Social Bookmarking Tools as Facilitators of Learning and Research Collaborative Processes: The Diigo Case

Article excerpt

Introduction

The rise of Web 2.0 tools has led to the rapid development of a number of applications that enhance collaborative work. These include social bookmarking systems (SBS) that provide users with the reference (marked), description, classification and the possibility to share resources with other users.

In this paper, all the applications of SBS are addressed: functional features, nature, and restrictions. Next, one of these tools, Diigo, is analyzed, taking into account its possible uses and benefits for researching and education. In the fourth section, a comparison between different methods of storing bookmarks is carried out in order to highlight the advantages of Diigo and its differentiating features. This comparison is completed through a SWOT analysis of the kind of tools used in a 30-user community. To close, some conclusions and possible future directions of investigation are outlined.

Social Bookmarking Systems

Social Bookmarking Systems are web 2.0 tools that allow users to store, classify, organize, describe, and share links to interesting web sites, blogs, pictures, wikis, videos, and podcasts. They also guarantee access from any site to the conventional container of "favorite" links, as well as the possibility to share them with other like-minded users through blogs or RSS technology.

Depending on the web resources bookmarked, we can talk about different types of SBS. There are SBS focused on collecting web sites (Diigo, del.icio.es, Mister Wong, Blinklist), some focused on collecting news (digg.com), and others on pictures (Flickr) or even on bibliographical references (CiteU).

Characteristics of Every SBS

Regardless of the type of content tagged, all the above-mentioned SBS have some common characteristics. The most common of which are the basic unit of referenced information and the use of tags.

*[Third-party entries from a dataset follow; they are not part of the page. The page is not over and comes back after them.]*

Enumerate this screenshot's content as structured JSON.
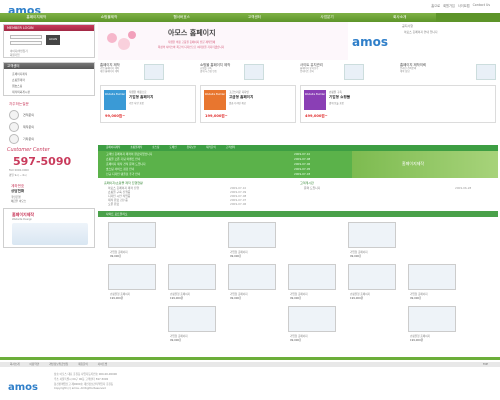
{
  "top": {
    "logo": "amos",
    "links": [
      "홈으로",
      "회원가입",
      "사이트맵",
      "Contact Us"
    ]
  },
  "nav": {
    "items": [
      "홈페이지제작",
      "쇼핑몰제작",
      "웹서버호스",
      "고객센터",
      "사업분기",
      "회사소개"
    ]
  },
  "left": {
    "member_title": "MEMBER LOGIN",
    "login_btn": "LOGIN",
    "login_rows": [
      "아이디/비번찾기",
      "회원가입"
    ],
    "menu_title": "고객센터",
    "menu_items": [
      "홈페이지제작",
      "쇼핑몰제작",
      "웹호스팅",
      "제작의뢰게시판"
    ],
    "q_title": "자주하는질문",
    "q_items": [
      "견적문의",
      "제작문의",
      "기타문의"
    ],
    "cc_title": "Customer Center",
    "cc_phone": "597-5090",
    "cc_sub": "FAX 0000-0000",
    "cc_time": "평일 9시 ~ 6시",
    "cc_tel2": "상담전화",
    "bank_title": "계좌번호",
    "bank_l1": "국민은행",
    "bank_l2": "예금주 아모스",
    "cta": "홈페이지제작",
    "cta_sub": "Website Design"
  },
  "hero": {
    "big": "아모스 홈페이지",
    "sub1": "저렴한 비용 고품질 홈페이지 전문 제작업체",
    "sub2": "최상의 서비스와 최고의 디자인으로 여러분을 기다리겠습니다",
    "logo": "amos"
  },
  "notice": {
    "title": "공지사항",
    "rows": [
      "아모스 홈페이지 안내 입니다"
    ]
  },
  "features": [
    {
      "title": "홈페이지 제작",
      "d1": "기업 홈페이지 제작",
      "d2": "개인 홈페이지 제작"
    },
    {
      "title": "쇼핑몰 홈페이지 제작",
      "d1": "쇼핑몰 구축",
      "d2": "결제 시스템 연동"
    },
    {
      "title": "사이트 유지관리",
      "d1": "홈페이지 유지보수",
      "d2": "업데이트 관리"
    },
    {
      "title": "홈페이지 제작의뢰",
      "d1": "온라인 견적문의",
      "d2": "제작 상담"
    }
  ],
  "builders": [
    {
      "box": "Website Builder",
      "t1": "저렴한 비용으로",
      "t2": "기업형 홈페이지",
      "t3": "기본 사양 포함",
      "price": "99,000원~",
      "color": "#3a9ad6"
    },
    {
      "box": "Website Builder",
      "t1": "고급스러운 디자인",
      "t2": "고급형 홈페이지",
      "t3": "맞춤 디자인 제공",
      "price": "199,000원~",
      "color": "#e8762f"
    },
    {
      "box": "Website Builder",
      "t1": "쇼핑몰 구축",
      "t2": "기업형 쇼핑몰",
      "t3": "결제 모듈 포함",
      "price": "499,000원~",
      "color": "#8a3fb5"
    }
  ],
  "newsbar": {
    "items": [
      "홈페이지제작",
      "쇼핑몰제작",
      "호스팅",
      "도메인",
      "유지보수",
      "제작문의",
      "고객센터"
    ]
  },
  "news": {
    "rows": [
      {
        "t": "고객님 홈페이지 제작이 완료되었습니다",
        "d": "2009-07-10"
      },
      {
        "t": "쇼핑몰 오픈 기념 이벤트 안내",
        "d": "2009-07-08"
      },
      {
        "t": "홈페이지 제작 견적 문의 드립니다",
        "d": "2009-07-06"
      },
      {
        "t": "호스팅 서비스 점검 안내",
        "d": "2009-07-05"
      },
      {
        "t": "신규 디자인 템플릿 추가 안내",
        "d": "2009-07-03"
      }
    ],
    "banner": "홈페이지제작"
  },
  "lists": {
    "left_title": "홈페이지/쇼핑몰 제작 진행현황",
    "left_rows": [
      {
        "t": "아모스 홈페이지 제작 진행",
        "d": "2009-07-10"
      },
      {
        "t": "쇼핑몰 구축 진행중",
        "d": "2009-07-09"
      },
      {
        "t": "디자인 시안 작업중",
        "d": "2009-07-08"
      },
      {
        "t": "제작 완료 검수중",
        "d": "2009-07-07"
      },
      {
        "t": "오픈 완료",
        "d": "2009-07-06"
      }
    ],
    "right_title": "고객게시판",
    "right_rows": [
      {
        "t": "문의 드립니다",
        "d": "2009-06-28"
      }
    ]
  },
  "products": {
    "bar": "사이트 포트폴리오",
    "items": [
      {
        "t": "기업형 홈페이지",
        "p": "99,000원"
      },
      {
        "t": "기업형 홈페이지",
        "p": "99,000원"
      },
      {
        "t": "기업형 홈페이지",
        "p": "99,000원"
      },
      {
        "t": "쇼핑몰형 홈페이지",
        "p": "199,000원"
      },
      {
        "t": "기업형 홈페이지",
        "p": "99,000원"
      },
      {
        "t": "기업형 홈페이지",
        "p": "99,000원"
      },
      {
        "t": "쇼핑몰형 홈페이지",
        "p": "199,000원"
      },
      {
        "t": "기업형 홈페이지",
        "p": "99,000원"
      },
      {
        "t": "쇼핑몰형 홈페이지",
        "p": "199,000원"
      },
      {
        "t": "기업형 홈페이지",
        "p": "99,000원"
      },
      {
        "t": "기업형 홈페이지",
        "p": "99,000원"
      },
      {
        "t": "쇼핑몰형 홈페이지",
        "p": "199,000원"
      }
    ]
  },
  "footer": {
    "nav": [
      "회사소개",
      "이용약관",
      "개인정보취급방침",
      "제휴문의",
      "사이트맵"
    ],
    "top": "TOP",
    "logo": "amos",
    "l1": "상호 아모스 대표 홍길동 사업자등록번호 000-00-00000",
    "l2": "주소 서울특별시 00구 00동 고객센터 597-5090",
    "l3": "통신판매업신고 제0000호 개인정보관리책임자 홍길동",
    "l4": "Copyright (c) amos. All Rights Reserved."
  }
}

To begin with, the basic unit of referenced information used by any SBS is a set of three elements called 'triple' that is represented this way: (user, resource, {tags}) (Cattuto, 2006). This unit, which defines the way the SBS work, indicates that a user has marked a specific resource with a set of concrete tags.

As for the use of tags, it clearly implies the use of folksonomies. A folksonomy, a term coined by Thomas Vander Wal and which is a combination between "folk" and "taxonomy" (Smith, 2004), is an organic system of organization and a way of social classification using tags. Due to this, any SBS can also be seen as a Social Tagging System.

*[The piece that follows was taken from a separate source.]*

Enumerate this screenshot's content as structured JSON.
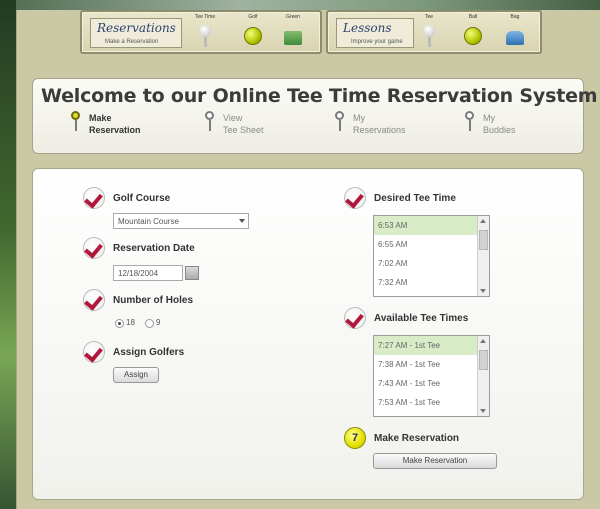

The folksonomy enables users to organize their bookmarks in a meaningful way and search for resources associated to specific tags. Resources can also be classified according to the number of users that have tagged them.

Unlike taxonomies (or classifications), where there are multiple types of hierarchical relationships, folksonomies are not based on hierarchies: there are no explicitly indicated relationships between the terms included. They are just the keywords that a group of users have used to describe a specific content (Hamond, Hannay, Lund, & Scott, 2005; Mathes, 2004). The social networking usage of tags is one of the simplest ways of adding high-semantic-valued metadata to the content.

When a web resource is tagged, SBS enable users to describe its content by adding a set of data known as metadata (data about data). Depending on the SBS, this set of data or metadata contains the following elements (Zubiaga, Martinez, & Fresno, 2009):

* Tags or terms that define and feature the resource. These can be names, acronyms, numbers, or any chain of text with no format or meaning restriction.

* Notes or comments: a short text freely describing the content of the resource.

* Highlights: parts of the resource marked as relevant.

* Reviews: texts freely assessing the content of a resource.

* Ratings: personal marks or punctuation indicating whether users liked a specific resource or not in a scale from 1 to 5, for instance. …